── Input data

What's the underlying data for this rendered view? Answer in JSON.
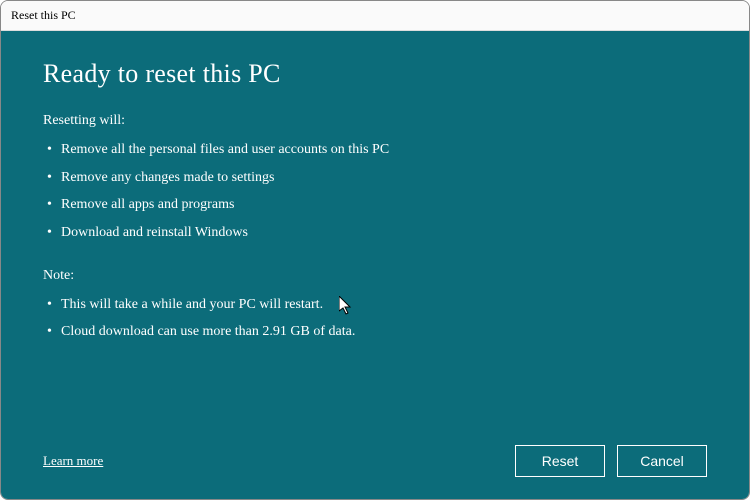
{
  "window": {
    "title": "Reset this PC"
  },
  "heading": "Ready to reset this PC",
  "resetting_label": "Resetting will:",
  "resetting_bullets": [
    "Remove all the personal files and user accounts on this PC",
    "Remove any changes made to settings",
    "Remove all apps and programs",
    "Download and reinstall Windows"
  ],
  "note_label": "Note:",
  "note_bullets": [
    "This will take a while and your PC will restart.",
    "Cloud download can use more than 2.91 GB of data."
  ],
  "footer": {
    "learn_more": "Learn more",
    "reset_button": "Reset",
    "cancel_button": "Cancel"
  }
}
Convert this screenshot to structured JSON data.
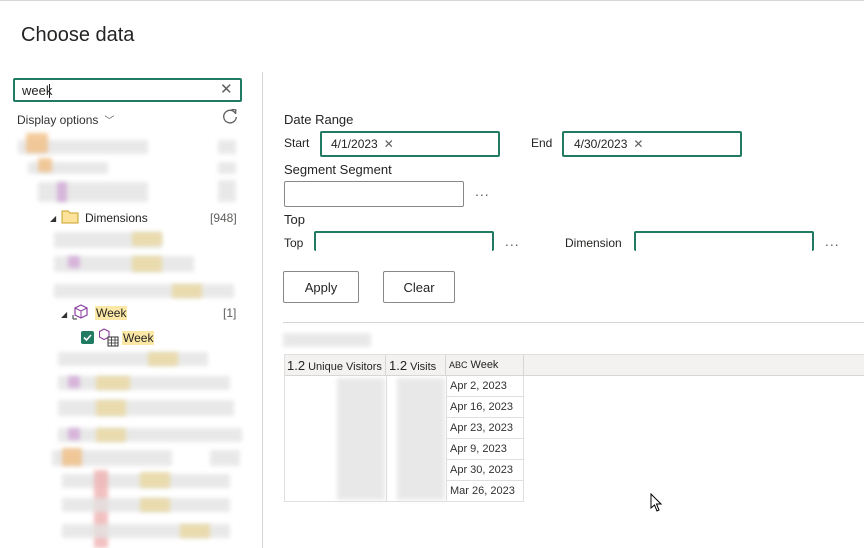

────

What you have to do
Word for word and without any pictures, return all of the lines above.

Answer space
What's the underlying data for this rendered view? Answer in JSON.
{
  "window": {
    "title": "Reset this PC"
  },
  "heading": "Ready to reset this PC",
  "resetting_label": "Resetting will:",
  "resetting_bullets": [
    "Remove all the personal files and user accounts on this PC",
    "Remove any changes made to settings",
    "Remove all apps and programs",
    "Download and reinstall Windows"
  ],
  "note_label": "Note:",
  "note_bullets": [
    "This will take a while and your PC will restart.",
    "Cloud download can use more than 2.91 GB of data."
  ],
  "footer": {
    "learn_more": "Learn more",
    "reset_button": "Reset",
    "cancel_button": "Cancel"
  }
}
Convert this screenshot to structured JSON data.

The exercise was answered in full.